[Source material Boundary: Start]
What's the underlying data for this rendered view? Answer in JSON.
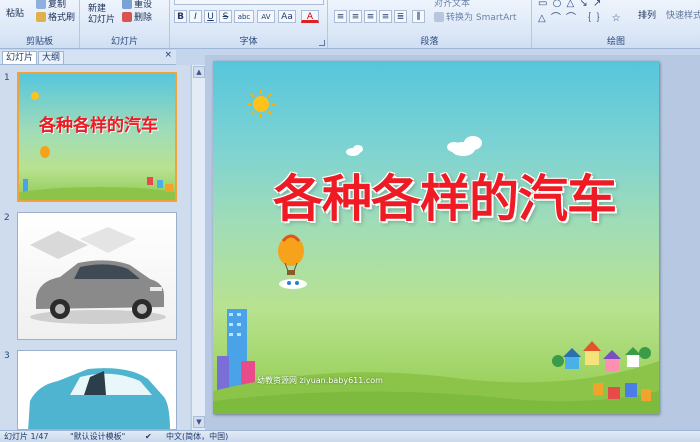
{
  "ribbon": {
    "clipboard": {
      "label": "剪贴板",
      "paste": "粘贴",
      "copy": "复制",
      "format_painter": "格式刷"
    },
    "slides": {
      "label": "幻灯片",
      "new_slide": "新建\n幻灯片",
      "reset": "重设",
      "delete": "删除"
    },
    "font": {
      "label": "字体",
      "bold": "B",
      "italic": "I",
      "underline": "U",
      "strike": "S",
      "shadow": "abc",
      "spacing": "AV",
      "case": "Aa",
      "color": "A"
    },
    "paragraph": {
      "label": "段落",
      "align_text": "对齐文本",
      "convert_smartart": "转换为 SmartArt"
    },
    "drawing": {
      "label": "绘图",
      "arrange": "排列",
      "quick_styles": "快速样式"
    }
  },
  "outline_tabs": {
    "slides": "幻灯片",
    "outline": "大纲"
  },
  "thumbnails": [
    {
      "number": "1",
      "title": "各种各样的汽车"
    },
    {
      "number": "2"
    },
    {
      "number": "3"
    }
  ],
  "slide": {
    "title": "各种各样的汽车",
    "footer": "幼教资源网 ziyuan.baby611.com",
    "title_color": "#ee1b24"
  },
  "status_bar": {
    "slide_pos": "幻灯片 1/47",
    "theme": "\"默认设计模板\"",
    "language": "中文(简体，中国)"
  }
}
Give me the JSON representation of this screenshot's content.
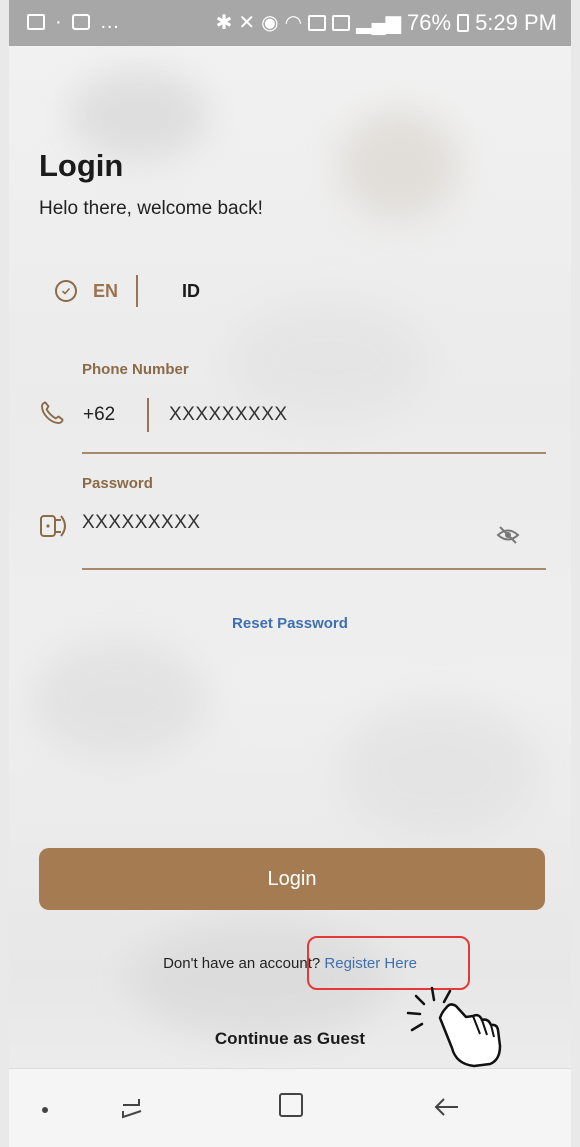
{
  "status_bar": {
    "battery": "76%",
    "time": "5:29 PM",
    "left_icons": [
      "image-icon",
      "briefcase-icon",
      "more-icon"
    ],
    "right_icons": [
      "bluetooth-icon",
      "mute-icon",
      "alarm-icon",
      "wifi-icon",
      "call-icon",
      "data-icon",
      "signal-icon",
      "charging-icon"
    ]
  },
  "header": {
    "title": "Login",
    "subtitle": "Helo there, welcome back!"
  },
  "language": {
    "selected": "EN",
    "other": "ID"
  },
  "phone": {
    "label": "Phone Number",
    "country_code": "+62",
    "value": "XXXXXXXXX"
  },
  "password": {
    "label": "Password",
    "value": "XXXXXXXXX"
  },
  "links": {
    "reset": "Reset Password",
    "register_prompt": "Don't have an account?",
    "register": "Register Here",
    "guest": "Continue as Guest"
  },
  "buttons": {
    "login": "Login"
  },
  "colors": {
    "accent": "#a57c52",
    "link": "#3f6fb0",
    "highlight": "#e53935"
  }
}
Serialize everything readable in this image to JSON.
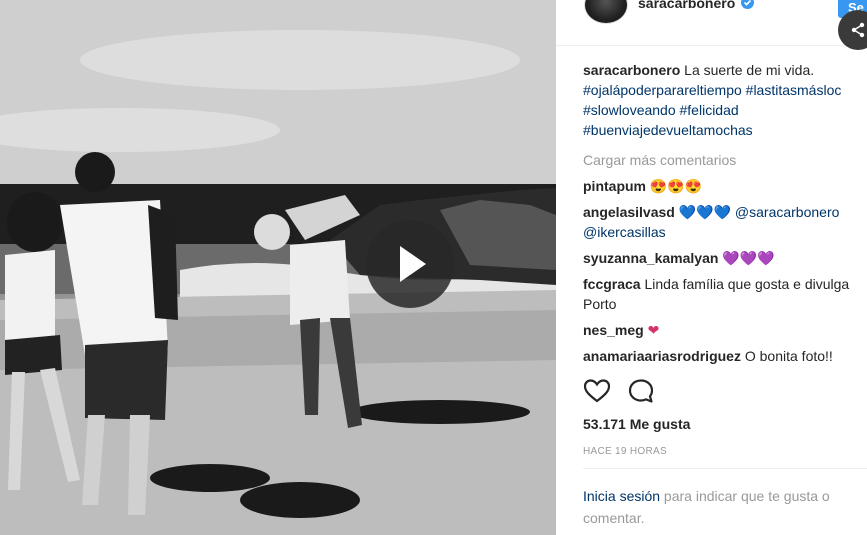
{
  "post": {
    "username": "saracarbonero",
    "follow_label": "Se",
    "caption_text": "La suerte de mi vida.",
    "hashtags_line1": "#ojalápoderparareltiempo #lastitasmásloc",
    "hashtags_line2": "#slowloveando #felicidad",
    "hashtags_line3": "#buenviajedevueltamochas",
    "load_more": "Cargar más comentarios",
    "likes": "53.171 Me gusta",
    "time": "HACE 19 HORAS",
    "login_link": "Inicia sesión",
    "login_rest": " para indicar que te gusta o comentar."
  },
  "comments": [
    {
      "user": "pintapum",
      "text": "",
      "emoji": "😍😍😍"
    },
    {
      "user": "angelasilvasd",
      "emoji": "💙💙💙",
      "mention1": "@saracarbonero",
      "mention2": "@ikercasillas"
    },
    {
      "user": "syuzanna_kamalyan",
      "emoji": "💜💜💜"
    },
    {
      "user": "fccgraca",
      "text": "Linda família que gosta e divulga",
      "text2": "Porto"
    },
    {
      "user": "nes_meg",
      "emoji": "❤"
    },
    {
      "user": "anamariaariasrodriguez",
      "text": "O bonita foto!!"
    }
  ],
  "icons": {
    "play": "play-icon",
    "verified": "verified-badge-icon",
    "share": "share-icon",
    "like": "heart-icon",
    "comment": "comment-icon"
  },
  "colors": {
    "accent": "#3897f0",
    "link": "#003569",
    "muted": "#999999"
  }
}
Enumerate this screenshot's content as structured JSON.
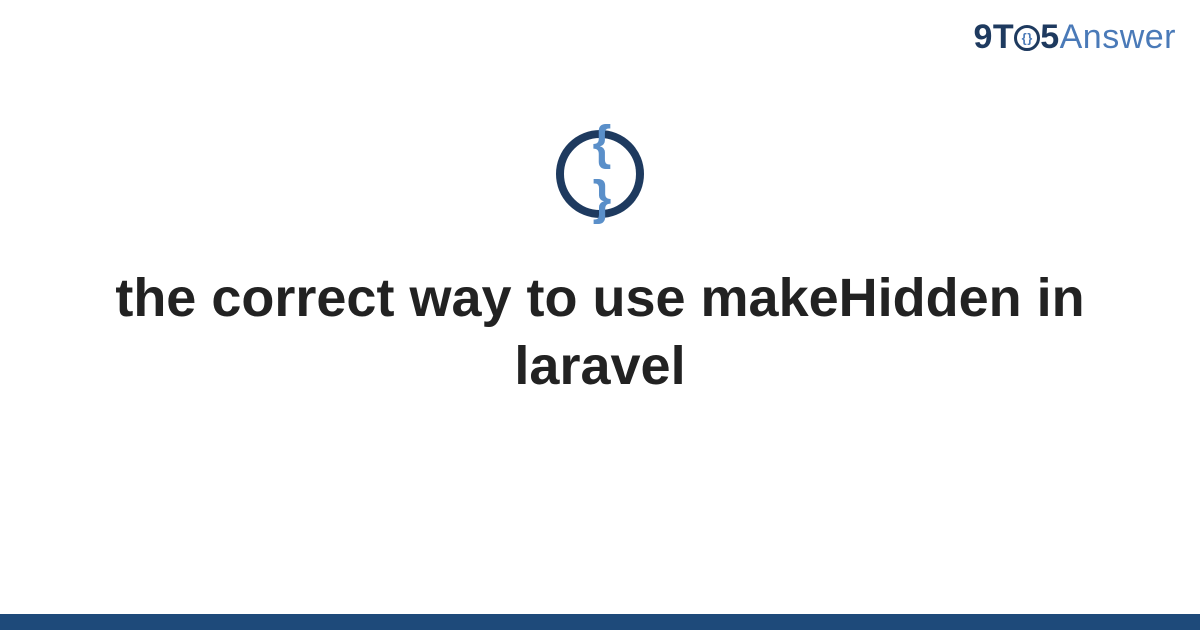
{
  "brand": {
    "prefix": "9T",
    "middle_inner": "{}",
    "suffix_num": "5",
    "suffix_word": "Answer"
  },
  "topic_icon": {
    "glyph": "{ }",
    "name": "code-braces-icon"
  },
  "title": "the correct way to use makeHidden in laravel",
  "colors": {
    "brand_dark": "#1e3a5f",
    "brand_light": "#4a7ab8",
    "icon_ring": "#1e3a5f",
    "icon_glyph": "#5a8fc9",
    "footer": "#1e4a7a",
    "text": "#222222"
  }
}
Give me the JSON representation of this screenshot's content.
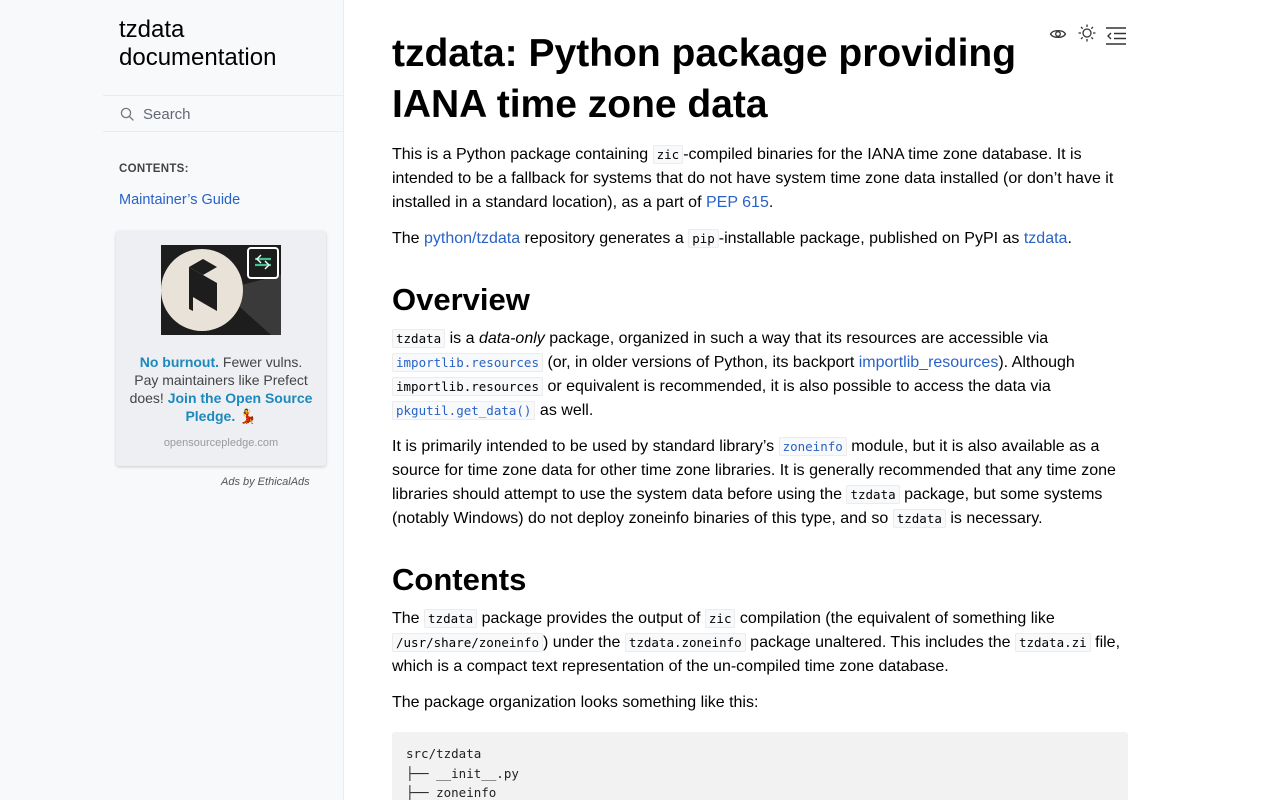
{
  "sidebar": {
    "brand_line1": "tzdata",
    "brand_line2": "documentation",
    "search_placeholder": "Search",
    "toc_caption": "CONTENTS:",
    "toc_items": [
      {
        "label": "Maintainer’s Guide"
      }
    ]
  },
  "ad": {
    "headline_bold": "No burnout.",
    "text_1": "Fewer vulns. Pay maintainers like Prefect does!",
    "cta_bold": "Join the Open Source Pledge.",
    "emoji": "💃",
    "domain": "opensourcepledge.com",
    "ads_by": "Ads by EthicalAds",
    "accent_color": "#1c89bd"
  },
  "header_icons": [
    "view-source-icon",
    "theme-toggle-icon",
    "toc-toggle-icon"
  ],
  "page": {
    "title": "tzdata: Python package providing IANA time zone data",
    "intro": {
      "p1_a": "This is a Python package containing ",
      "p1_code": "zic",
      "p1_b": "-compiled binaries for the IANA time zone database. It is intended to be a fallback for systems that do not have system time zone data installed (or don’t have it installed in a standard location), as a part of ",
      "p1_link": "PEP 615",
      "p1_c": ".",
      "p2_a": "The ",
      "p2_link1": "python/tzdata",
      "p2_b": " repository generates a ",
      "p2_code": "pip",
      "p2_c": "-installable package, published on PyPI as ",
      "p2_link2": "tzdata",
      "p2_d": "."
    },
    "overview": {
      "heading": "Overview",
      "p1_code1": "tzdata",
      "p1_a": " is a ",
      "p1_em": "data-only",
      "p1_b": " package, organized in such a way that its resources are accessible via ",
      "p1_code2": "importlib.resources",
      "p1_c": " (or, in older versions of Python, its backport ",
      "p1_link": "importlib_resources",
      "p1_d": "). Although ",
      "p1_code3": "importlib.resources",
      "p1_e": " or equivalent is recommended, it is also possible to access the data via ",
      "p1_code4": "pkgutil.get_data()",
      "p1_f": " as well.",
      "p2_a": "It is primarily intended to be used by standard library’s ",
      "p2_code1": "zoneinfo",
      "p2_b": " module, but it is also available as a source for time zone data for other time zone libraries. It is generally recommended that any time zone libraries should attempt to use the system data before using the ",
      "p2_code2": "tzdata",
      "p2_c": " package, but some systems (notably Windows) do not deploy zoneinfo binaries of this type, and so ",
      "p2_code3": "tzdata",
      "p2_d": " is necessary."
    },
    "contents": {
      "heading": "Contents",
      "p1_a": "The ",
      "p1_code1": "tzdata",
      "p1_b": " package provides the output of ",
      "p1_code2": "zic",
      "p1_c": " compilation (the equivalent of something like ",
      "p1_code3": "/usr/share/zoneinfo",
      "p1_d": ") under the ",
      "p1_code4": "tzdata.zoneinfo",
      "p1_e": " package unaltered. This includes the ",
      "p1_code5": "tzdata.zi",
      "p1_f": " file, which is a compact text representation of the un-compiled time zone database.",
      "p2": "The package organization looks something like this:",
      "pre": "src/tzdata\n├── __init__.py\n├── zoneinfo"
    }
  },
  "colors": {
    "link": "#2962c7",
    "sidebar_bg": "#f8f9fb",
    "code_block_bg": "#f2f2f2"
  }
}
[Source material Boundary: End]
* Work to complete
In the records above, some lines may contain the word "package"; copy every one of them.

* Result
    "title": "tzdata: Python package providing IANA time zone data",
      "p1_a": "This is a Python package containing ",
      "p2_c": "-installable package, published on PyPI as ",
      "p1_b": " package, organized in such a way that its resources are accessible via ",
      "p2_c": " package, but some systems (notably Windows) do not deploy zoneinfo binaries of this type, and so ",
      "p1_b": " package provides the output of ",
      "p1_e": " package unaltered. This includes the ",
      "p2": "The package organization looks something like this:",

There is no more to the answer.